┌──

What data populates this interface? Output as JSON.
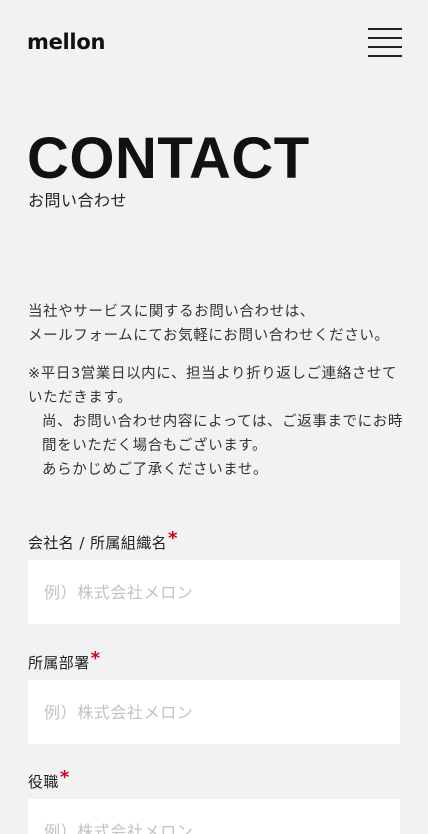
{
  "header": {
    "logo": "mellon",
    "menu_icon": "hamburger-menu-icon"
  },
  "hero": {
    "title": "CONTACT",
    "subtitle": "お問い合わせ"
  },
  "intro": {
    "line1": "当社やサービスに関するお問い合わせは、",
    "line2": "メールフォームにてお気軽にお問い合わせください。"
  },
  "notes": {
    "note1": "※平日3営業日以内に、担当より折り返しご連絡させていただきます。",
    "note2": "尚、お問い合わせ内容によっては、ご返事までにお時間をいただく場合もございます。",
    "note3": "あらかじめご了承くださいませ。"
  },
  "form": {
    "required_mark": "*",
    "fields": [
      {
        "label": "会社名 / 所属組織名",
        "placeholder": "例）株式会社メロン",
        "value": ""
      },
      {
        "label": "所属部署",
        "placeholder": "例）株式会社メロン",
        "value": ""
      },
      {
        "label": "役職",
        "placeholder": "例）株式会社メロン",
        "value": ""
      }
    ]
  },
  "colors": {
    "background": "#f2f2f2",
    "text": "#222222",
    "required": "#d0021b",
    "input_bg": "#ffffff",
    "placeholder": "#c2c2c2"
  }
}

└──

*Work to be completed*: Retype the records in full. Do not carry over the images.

*Output for this exercise*:
What data populates this interface? Output as JSON.
{
  "header": {
    "logo": "mellon",
    "menu_icon": "hamburger-menu-icon"
  },
  "hero": {
    "title": "CONTACT",
    "subtitle": "お問い合わせ"
  },
  "intro": {
    "line1": "当社やサービスに関するお問い合わせは、",
    "line2": "メールフォームにてお気軽にお問い合わせください。"
  },
  "notes": {
    "note1": "※平日3営業日以内に、担当より折り返しご連絡させていただきます。",
    "note2": "尚、お問い合わせ内容によっては、ご返事までにお時間をいただく場合もございます。",
    "note3": "あらかじめご了承くださいませ。"
  },
  "form": {
    "required_mark": "*",
    "fields": [
      {
        "label": "会社名 / 所属組織名",
        "placeholder": "例）株式会社メロン",
        "value": ""
      },
      {
        "label": "所属部署",
        "placeholder": "例）株式会社メロン",
        "value": ""
      },
      {
        "label": "役職",
        "placeholder": "例）株式会社メロン",
        "value": ""
      }
    ]
  },
  "colors": {
    "background": "#f2f2f2",
    "text": "#222222",
    "required": "#d0021b",
    "input_bg": "#ffffff",
    "placeholder": "#c2c2c2"
  }
}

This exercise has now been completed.